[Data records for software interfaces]
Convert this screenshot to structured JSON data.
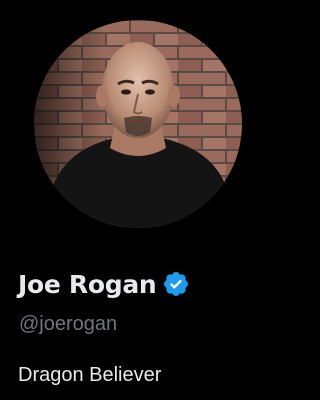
{
  "profile": {
    "display_name": "Joe Rogan",
    "handle": "@joerogan",
    "bio": "Dragon Believer",
    "verified": true,
    "avatar_icon": "profile-photo",
    "verified_icon": "verified-badge-icon"
  },
  "colors": {
    "background": "#000000",
    "primary_text": "#e7e9ea",
    "secondary_text": "#71767b",
    "verified_blue": "#1d9bf0"
  }
}
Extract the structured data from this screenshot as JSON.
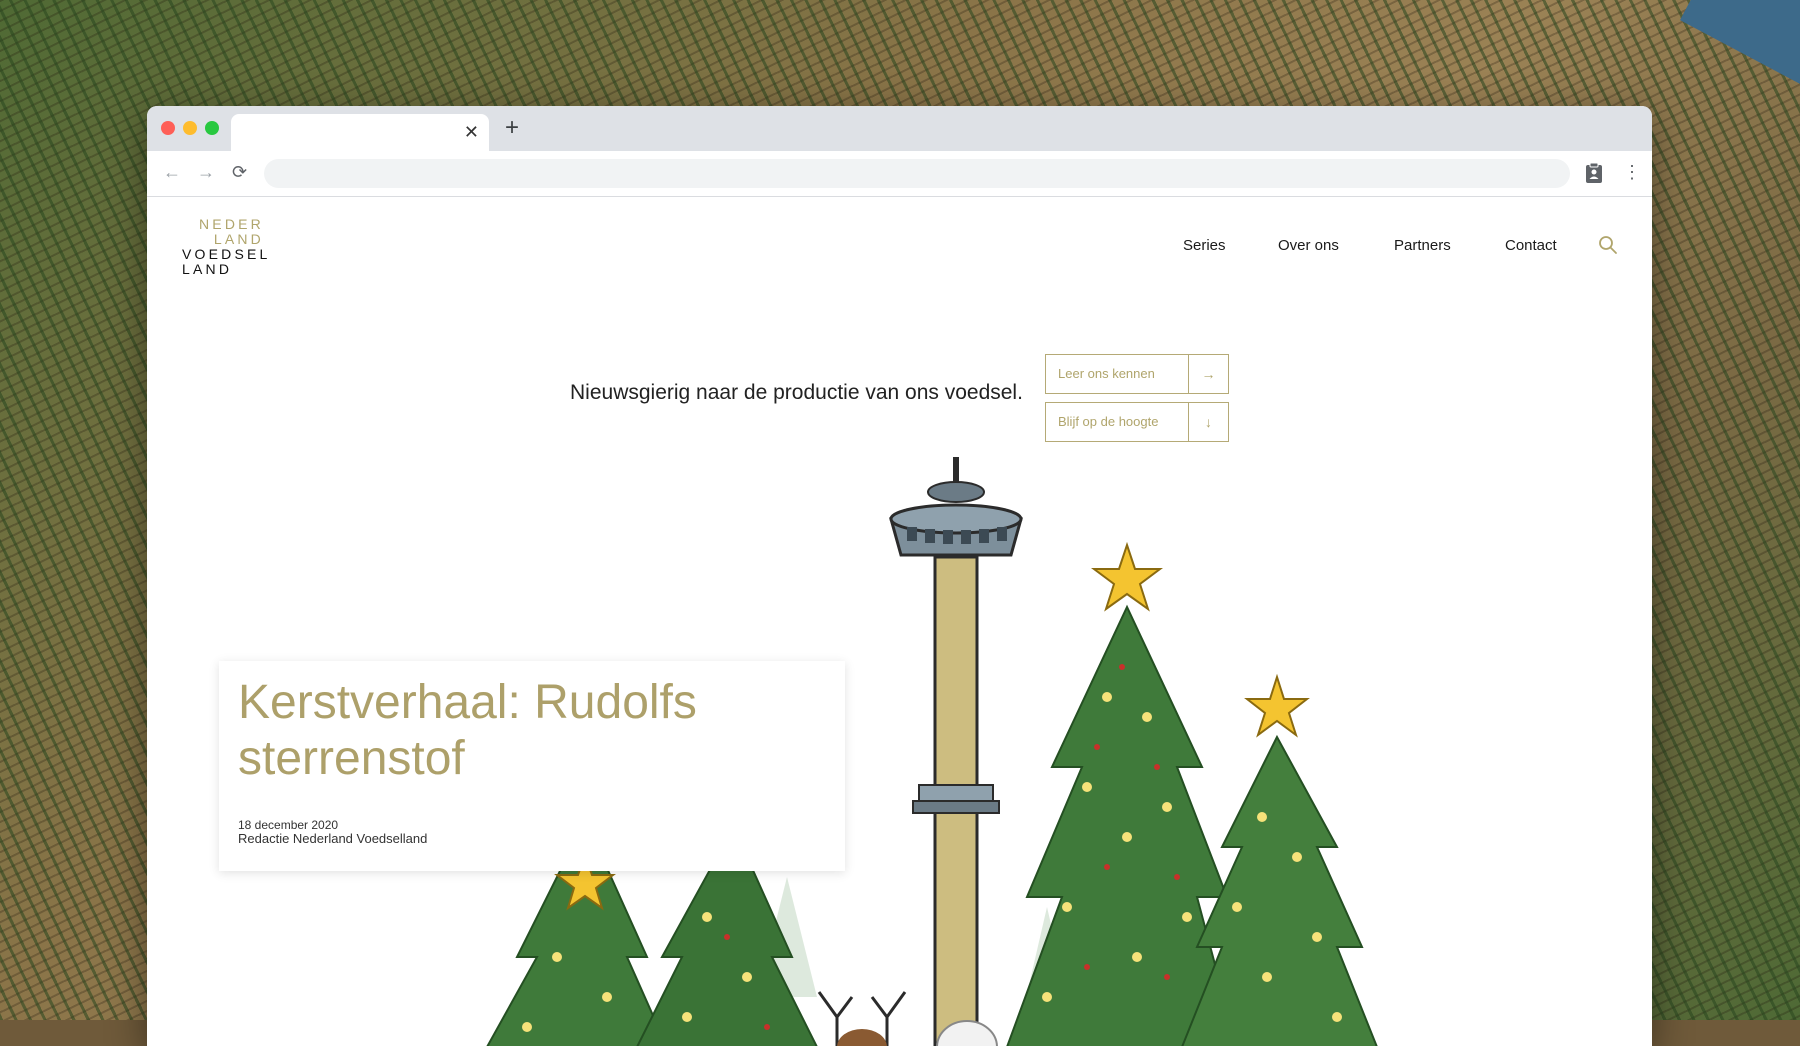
{
  "browser": {
    "tab_title": "",
    "tab_close": "✕",
    "new_tab": "+",
    "back": "←",
    "forward": "→",
    "reload": "⟳",
    "address": "",
    "menu": "⋮"
  },
  "site": {
    "logo": {
      "line1": "NEDER",
      "line2": "LAND",
      "line3": "VOEDSEL",
      "line4": "LAND"
    },
    "nav": {
      "series": "Series",
      "over_ons": "Over ons",
      "partners": "Partners",
      "contact": "Contact"
    }
  },
  "hero": {
    "tagline": "Nieuwsgierig naar de productie van ons voedsel.",
    "cta_primary": {
      "label": "Leer ons kennen",
      "arrow": "→"
    },
    "cta_secondary": {
      "label": "Blijf op de hoogte",
      "arrow": "↓"
    }
  },
  "article": {
    "title": "Kerstverhaal: Rudolfs sterrenstof",
    "date": "18 december 2020",
    "author": "Redactie Nederland Voedselland"
  },
  "colors": {
    "brand_gold": "#b0a56c",
    "text_dark": "#1a1a1a",
    "tree_green": "#3f7a3a",
    "star_yellow": "#f4c430"
  },
  "icons": [
    "close-icon",
    "plus-icon",
    "back-arrow-icon",
    "forward-arrow-icon",
    "reload-icon",
    "clipboard-icon",
    "kebab-menu-icon",
    "search-icon",
    "arrow-right-icon",
    "arrow-down-icon"
  ]
}
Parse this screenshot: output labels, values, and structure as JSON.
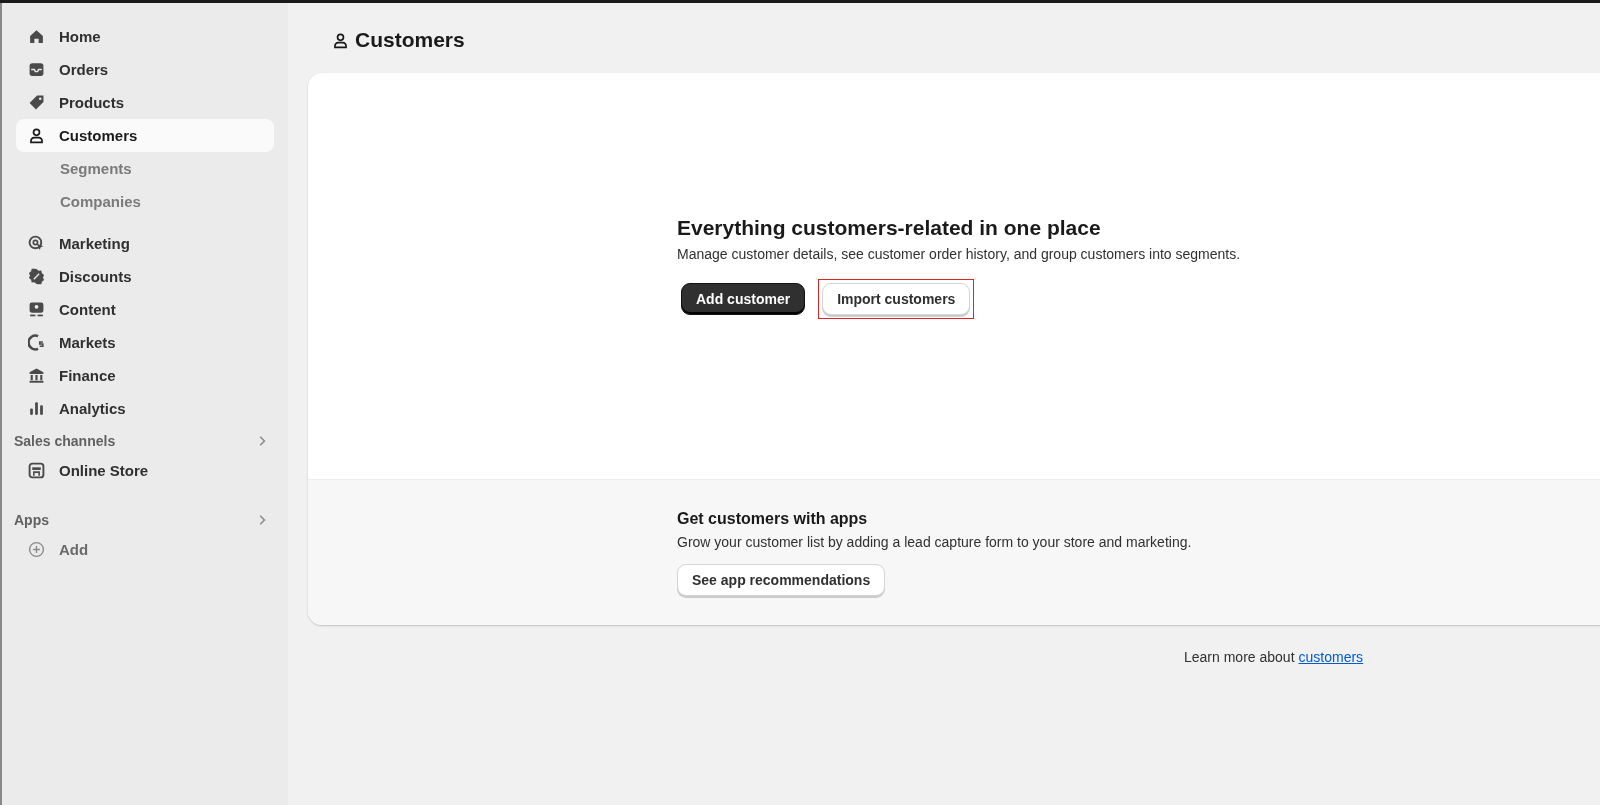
{
  "sidebar": {
    "items": [
      {
        "label": "Home",
        "selected": false
      },
      {
        "label": "Orders",
        "selected": false
      },
      {
        "label": "Products",
        "selected": false
      },
      {
        "label": "Customers",
        "selected": true,
        "children": [
          {
            "label": "Segments",
            "selected": false
          },
          {
            "label": "Companies",
            "selected": false
          }
        ]
      },
      {
        "label": "Marketing",
        "selected": false
      },
      {
        "label": "Discounts",
        "selected": false
      },
      {
        "label": "Content",
        "selected": false
      },
      {
        "label": "Markets",
        "selected": false
      },
      {
        "label": "Finance",
        "selected": false
      },
      {
        "label": "Analytics",
        "selected": false
      }
    ],
    "sections": [
      {
        "title": "Sales channels",
        "items": [
          {
            "label": "Online Store",
            "selected": false
          }
        ]
      },
      {
        "title": "Apps",
        "items": [
          {
            "label": "Add",
            "selected": false
          }
        ]
      }
    ]
  },
  "page": {
    "title": "Customers"
  },
  "hero": {
    "heading": "Everything customers-related in one place",
    "text": "Manage customer details, see customer order history, and group customers into segments.",
    "buttons": [
      {
        "label": "Add customer",
        "kind": "primary",
        "highlighted": false
      },
      {
        "label": "Import customers",
        "kind": "secondary",
        "highlighted": true
      }
    ]
  },
  "apps": {
    "heading": "Get customers with apps",
    "text": "Grow your customer list by adding a lead capture form to your store and marketing.",
    "button": "See app recommendations"
  },
  "footer": {
    "text": "Learn more about",
    "link": "customers"
  }
}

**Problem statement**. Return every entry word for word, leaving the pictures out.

**Answer below**.
Convert this screenshot to structured JSON data.
{
  "profile": {
    "display_name": "Joe Rogan",
    "handle": "@joerogan",
    "bio": "Dragon Believer",
    "verified": true,
    "avatar_icon": "profile-photo",
    "verified_icon": "verified-badge-icon"
  },
  "colors": {
    "background": "#000000",
    "primary_text": "#e7e9ea",
    "secondary_text": "#71767b",
    "verified_blue": "#1d9bf0"
  }
}
Extract the structured data from this screenshot as JSON.
{
  "browser": {
    "tab_title": "",
    "tab_close": "✕",
    "new_tab": "+",
    "back": "←",
    "forward": "→",
    "reload": "⟳",
    "address": "",
    "menu": "⋮"
  },
  "site": {
    "logo": {
      "line1": "NEDER",
      "line2": "LAND",
      "line3": "VOEDSEL",
      "line4": "LAND"
    },
    "nav": {
      "series": "Series",
      "over_ons": "Over ons",
      "partners": "Partners",
      "contact": "Contact"
    }
  },
  "hero": {
    "tagline": "Nieuwsgierig naar de productie van ons voedsel.",
    "cta_primary": {
      "label": "Leer ons kennen",
      "arrow": "→"
    },
    "cta_secondary": {
      "label": "Blijf op de hoogte",
      "arrow": "↓"
    }
  },
  "article": {
    "title": "Kerstverhaal: Rudolfs sterrenstof",
    "date": "18 december 2020",
    "author": "Redactie Nederland Voedselland"
  },
  "colors": {
    "brand_gold": "#b0a56c",
    "text_dark": "#1a1a1a",
    "tree_green": "#3f7a3a",
    "star_yellow": "#f4c430"
  },
  "icons": [
    "close-icon",
    "plus-icon",
    "back-arrow-icon",
    "forward-arrow-icon",
    "reload-icon",
    "clipboard-icon",
    "kebab-menu-icon",
    "search-icon",
    "arrow-right-icon",
    "arrow-down-icon"
  ]
}
Parse this screenshot: output labels, values, and structure as JSON.
{
  "sidebar": {
    "items": [
      {
        "label": "Home",
        "selected": false
      },
      {
        "label": "Orders",
        "selected": false
      },
      {
        "label": "Products",
        "selected": false
      },
      {
        "label": "Customers",
        "selected": true,
        "children": [
          {
            "label": "Segments",
            "selected": false
          },
          {
            "label": "Companies",
            "selected": false
          }
        ]
      },
      {
        "label": "Marketing",
        "selected": false
      },
      {
        "label": "Discounts",
        "selected": false
      },
      {
        "label": "Content",
        "selected": false
      },
      {
        "label": "Markets",
        "selected": false
      },
      {
        "label": "Finance",
        "selected": false
      },
      {
        "label": "Analytics",
        "selected": false
      }
    ],
    "sections": [
      {
        "title": "Sales channels",
        "items": [
          {
            "label": "Online Store",
            "selected": false
          }
        ]
      },
      {
        "title": "Apps",
        "items": [
          {
            "label": "Add",
            "selected": false
          }
        ]
      }
    ]
  },
  "page": {
    "title": "Customers"
  },
  "hero": {
    "heading": "Everything customers-related in one place",
    "text": "Manage customer details, see customer order history, and group customers into segments.",
    "buttons": [
      {
        "label": "Add customer",
        "kind": "primary",
        "highlighted": false
      },
      {
        "label": "Import customers",
        "kind": "secondary",
        "highlighted": true
      }
    ]
  },
  "apps": {
    "heading": "Get customers with apps",
    "text": "Grow your customer list by adding a lead capture form to your store and marketing.",
    "button": "See app recommendations"
  },
  "footer": {
    "text": "Learn more about",
    "link": "customers"
  }
}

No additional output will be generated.